In 2004, Franz Ferdinand released their self-titled debut album to rapturous acclaim and high sales bolstered by the success of hit single “Take Me Out.” A follow-up came in late 2005 with “You Could Have It So Much Better,” which, though an excellent album, did not sell nearly as well.

Since then, the group has been operating under the radar, recording songs for movie soundtracks and producing music by other groups. So more than three years after their last release, where is the group at now? Can they maintain their standard of excellence?

Luckily for fans of the group, the answer is assuredly yes. “Tonight: Franz Ferdinand” is the group’s most dance-centered effort, at times being only a degree or two removed from straight-up disco. Make no mistake, this is still Franz Ferdinand, only now with an even more pronounced affinity for dance music. The nods to forebears like the Kinks are mostly gone (except on album closer “Katherine Kiss Me”), replaced with a sleek sheen and dance floor-ready beats.

An early criticism of the album has been that its songs are too similar and sterile. This displays a fundamental misunderstanding of what “Tonight” is trying to accomplish. It’s a party album, so the music needs to keep people moving, hence the music will generally be up-tempo and very dance-oriented. Even within the bounds of dance music, the group experiment, from 8-minute long “Lucid Dreams” to the heavy keyboard use displayed on “Twilight Omens” and “Live Alone.” At 42 minutes, the record is a perfect length, leaving an impact without overstaying its welcome.

First single, “Ulysses,” kicks the album off in style, comparing that mythical hero to the party lifestyle: “You’re never going home.” It’s a strong way to begin, setting the tone from the outset. In fact, the overall “arc” of the album, if one chose to look at it that way, follows the experiences of a partier from the beginning of the night to the next morning. It’s not a strict concept album in the traditional sense, but the overriding theme of the record works well.

The midsection of “Tonight” contains the killer one-two punch of “What She Came For” and “Live Alone,” where the guitars hit their hardest on the former and keyboards do the same on the latter. As “What She Came For” with its shout-along chorus gives way to the dance-ready beat that introduce the next track, it becomes clear that the group will never completely cut ties with their guitar based post-punk roots, no matter how much their sound evolves.

The aforementioned “Lucid Dreams” is a standout song, and definitely the most ambitious the group has ever written. Heavily processed, with vocals low in the mix, the song segues into a nearly four and a half minute long electronic outro. This sounds like a terrible idea, but the group pulls it off well. They’ve always been masters of splicing two different song ideas together, even as early as “Take Me Out,” and it works again here.

Many people will be disappointed by this album simply because it’s not the same as their first. However, the experimentation on “Tonight: Franz Ferdinand” shouldn’t deter fans of the group willing to hear growth. They’ve long threatened to go in a more dance-oriented direction, and if this effort is any indication, doing so was the correct choice.

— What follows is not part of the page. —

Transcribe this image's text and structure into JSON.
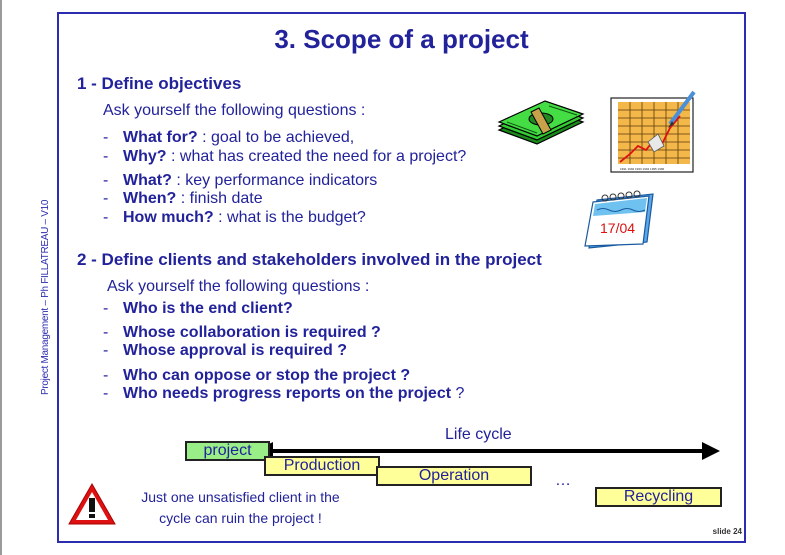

After years out of the spotlight, the real deal finally returns to remind us what all the hype was for in the first place. In the world of music, going three for three in terms of producing good albums is remarkable, so here’s to hoping Franz Ferdinand can continue their streak in the future.

Contact Ryan Raffin at rraffin@nd.edu.